In a recent survey of African science ministries, achieving sectoral reform through open science policies was considered the highest priority intervention. Ethiopia’s efforts to ensure the country’s research outputs are openly accessible are a notable achievement, and the African Academy of Sciences (AAS) (the sole African signatory to Plan S) has launched a low-cost publishing platform, AAS Open. While this is an important and high-quality new space, it’s only available to AAS-funded researchers and is built on the F1000 platform so is not a model available to most Southern organisations.
But there are more affordable options—more readily sustained from public and institutional funding, and academy-owned, that don’t depend on commercial platforms, and that better serve Southern research. Many initiatives have emerged from the South, based on entirely different business models (e.g., African Journals Online or Sri Lanka Journals Online). The Directory of Open Access Journals aggregates almost 16,000 journals from across the world. More than 11,500 don’t charge a publication fee, and journals published in the South account for 30-40 percent of titles. And, sensitive to the charge that their journals don’t match the quality standards of those in the North, many Southern editors have invested huge efforts in improving their quality standards.
It’s not just peer-reviewed journals.
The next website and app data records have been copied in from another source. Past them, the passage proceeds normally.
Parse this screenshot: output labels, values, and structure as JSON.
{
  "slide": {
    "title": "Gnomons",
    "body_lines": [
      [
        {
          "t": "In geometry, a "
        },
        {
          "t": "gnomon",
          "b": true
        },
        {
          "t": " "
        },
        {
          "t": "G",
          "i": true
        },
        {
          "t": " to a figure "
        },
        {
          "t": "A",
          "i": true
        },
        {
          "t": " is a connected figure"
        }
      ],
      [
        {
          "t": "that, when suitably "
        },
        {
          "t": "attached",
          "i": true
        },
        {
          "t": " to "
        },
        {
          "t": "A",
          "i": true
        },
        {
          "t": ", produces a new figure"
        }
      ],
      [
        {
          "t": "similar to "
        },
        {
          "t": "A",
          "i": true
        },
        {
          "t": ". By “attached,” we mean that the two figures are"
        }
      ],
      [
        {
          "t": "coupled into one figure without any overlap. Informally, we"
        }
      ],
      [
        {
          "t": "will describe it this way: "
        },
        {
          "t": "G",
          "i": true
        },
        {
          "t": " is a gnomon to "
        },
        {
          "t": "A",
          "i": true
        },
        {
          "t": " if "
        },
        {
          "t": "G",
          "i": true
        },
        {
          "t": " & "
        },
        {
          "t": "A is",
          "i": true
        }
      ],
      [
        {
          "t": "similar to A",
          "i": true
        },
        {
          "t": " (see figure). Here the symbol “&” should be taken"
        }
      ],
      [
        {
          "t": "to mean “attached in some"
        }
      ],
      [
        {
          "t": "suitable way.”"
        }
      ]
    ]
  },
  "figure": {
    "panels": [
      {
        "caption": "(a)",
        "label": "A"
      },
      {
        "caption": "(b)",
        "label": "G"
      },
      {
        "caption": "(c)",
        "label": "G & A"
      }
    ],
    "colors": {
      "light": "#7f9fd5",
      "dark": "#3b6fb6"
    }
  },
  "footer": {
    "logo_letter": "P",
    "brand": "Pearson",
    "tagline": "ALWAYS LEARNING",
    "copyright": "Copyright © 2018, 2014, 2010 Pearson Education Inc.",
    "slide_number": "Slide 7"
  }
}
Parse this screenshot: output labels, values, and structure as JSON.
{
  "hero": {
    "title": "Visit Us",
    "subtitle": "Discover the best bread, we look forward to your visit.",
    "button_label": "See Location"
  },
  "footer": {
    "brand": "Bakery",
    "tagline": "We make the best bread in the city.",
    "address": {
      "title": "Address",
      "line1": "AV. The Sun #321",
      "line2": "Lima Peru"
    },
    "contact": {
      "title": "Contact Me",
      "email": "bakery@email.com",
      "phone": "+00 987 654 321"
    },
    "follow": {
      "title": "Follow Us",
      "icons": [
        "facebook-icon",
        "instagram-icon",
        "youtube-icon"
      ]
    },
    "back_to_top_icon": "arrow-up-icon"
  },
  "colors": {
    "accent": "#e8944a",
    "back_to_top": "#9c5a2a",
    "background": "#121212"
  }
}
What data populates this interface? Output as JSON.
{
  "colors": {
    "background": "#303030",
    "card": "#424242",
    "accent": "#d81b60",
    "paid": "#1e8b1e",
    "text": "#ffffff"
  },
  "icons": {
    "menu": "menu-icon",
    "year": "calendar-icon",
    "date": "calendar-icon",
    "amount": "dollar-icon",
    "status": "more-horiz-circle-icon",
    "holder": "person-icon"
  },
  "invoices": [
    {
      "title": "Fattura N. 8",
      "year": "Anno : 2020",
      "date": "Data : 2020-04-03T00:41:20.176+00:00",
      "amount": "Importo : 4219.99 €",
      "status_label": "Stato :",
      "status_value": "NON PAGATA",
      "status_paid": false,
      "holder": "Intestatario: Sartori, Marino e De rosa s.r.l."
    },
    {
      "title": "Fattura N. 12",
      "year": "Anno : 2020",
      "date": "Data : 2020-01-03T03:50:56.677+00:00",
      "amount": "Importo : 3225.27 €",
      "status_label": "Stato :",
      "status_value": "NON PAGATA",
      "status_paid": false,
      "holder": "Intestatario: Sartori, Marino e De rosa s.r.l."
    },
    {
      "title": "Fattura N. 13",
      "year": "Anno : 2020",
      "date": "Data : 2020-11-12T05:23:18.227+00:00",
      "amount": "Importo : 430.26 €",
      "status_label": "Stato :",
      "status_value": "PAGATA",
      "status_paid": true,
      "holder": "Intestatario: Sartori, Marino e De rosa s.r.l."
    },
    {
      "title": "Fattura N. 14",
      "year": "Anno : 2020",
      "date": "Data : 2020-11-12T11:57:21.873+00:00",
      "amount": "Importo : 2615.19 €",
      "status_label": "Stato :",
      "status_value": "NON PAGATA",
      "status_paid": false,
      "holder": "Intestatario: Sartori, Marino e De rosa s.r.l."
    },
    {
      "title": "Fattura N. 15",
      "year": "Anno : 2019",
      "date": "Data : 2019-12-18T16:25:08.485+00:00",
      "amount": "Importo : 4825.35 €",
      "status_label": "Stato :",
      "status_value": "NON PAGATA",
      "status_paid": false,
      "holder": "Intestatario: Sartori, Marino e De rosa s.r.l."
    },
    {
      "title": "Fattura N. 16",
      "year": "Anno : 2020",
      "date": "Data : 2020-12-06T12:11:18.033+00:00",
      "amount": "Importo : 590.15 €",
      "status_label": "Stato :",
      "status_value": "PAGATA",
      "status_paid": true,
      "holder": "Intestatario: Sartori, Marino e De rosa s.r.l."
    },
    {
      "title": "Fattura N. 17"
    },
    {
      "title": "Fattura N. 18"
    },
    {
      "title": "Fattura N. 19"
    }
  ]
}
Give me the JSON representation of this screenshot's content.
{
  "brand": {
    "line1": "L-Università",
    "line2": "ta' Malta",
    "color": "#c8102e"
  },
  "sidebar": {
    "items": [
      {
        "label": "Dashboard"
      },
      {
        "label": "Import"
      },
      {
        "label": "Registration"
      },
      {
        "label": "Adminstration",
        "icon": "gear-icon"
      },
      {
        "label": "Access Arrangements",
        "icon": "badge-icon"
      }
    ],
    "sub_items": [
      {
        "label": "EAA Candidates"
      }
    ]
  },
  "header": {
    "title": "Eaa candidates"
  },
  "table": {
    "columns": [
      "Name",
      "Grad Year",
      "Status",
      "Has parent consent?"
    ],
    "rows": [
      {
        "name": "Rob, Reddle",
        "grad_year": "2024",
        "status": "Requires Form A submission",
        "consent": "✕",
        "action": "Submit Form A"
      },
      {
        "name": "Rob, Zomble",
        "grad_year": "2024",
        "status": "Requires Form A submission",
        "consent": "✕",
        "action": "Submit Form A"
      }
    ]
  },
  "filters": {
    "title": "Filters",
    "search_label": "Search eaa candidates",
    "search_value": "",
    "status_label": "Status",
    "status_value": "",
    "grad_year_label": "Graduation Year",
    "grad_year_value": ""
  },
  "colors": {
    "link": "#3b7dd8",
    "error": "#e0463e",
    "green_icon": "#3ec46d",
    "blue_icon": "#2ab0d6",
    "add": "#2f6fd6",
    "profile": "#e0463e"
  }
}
Latin America has pioneered industry-disrupting platforms to share research and Africa is following. These initiatives look very different to the familiar platforms of well-known publishing houses, without large teams and large marketing budgets but that’s largely the point: they’re pioneering new models and disrupting the established systems. The development community would do well to recognise and value these innovative alternatives—especially where they have emerged from Southern research communities and are designed to meet Southern research and public needs.
Effective research systems in LMICs are essential for sustainable development, and radical reform of research publishing is greatly needed. In global development, open access is too often seen as a niche issue when the current system undermines local knowledge generation and innovation, holds back evidence-informed public policy, and puts the brakes on economic growth. With attention focused by COVID-19, UNESCO, WHO and UNHCR last year called for an even greater transition to an open science system.
There is no one quick fix—the challenges are complex and interdependent. But below we offer recommendations below for how to support change.
Work together to shift the system. Support Plan S and ensure the perspectives of stakeholders in LMICs are heard in plans for reform.
Invest in alternative publishing platforms, including those led by Southern institutions; don’t just keep paying up for expensive open access fees.
Don't rely on fee waivers to be there for researchers without strong funding. Consider approaches to facilitating access to evidence and to publish for researchers in LMICs as a foundational development initiative.
Choose where to publish. Established researchers in top institutions are secure and can lead the way. For Southern researchers its riskier to take a different path.
Discuss this in your research partnerships: publish open access, but also think about how you can support Southern systems in the process. Support authors to deposit their work in open access repositories.
Support moves to cancel journal subscriptions if publishers are not actively adjusting models and invest the money saved in alterative models and infrastructure.
*The authors are grateful to Pete Baker for helpful feedback on a draft.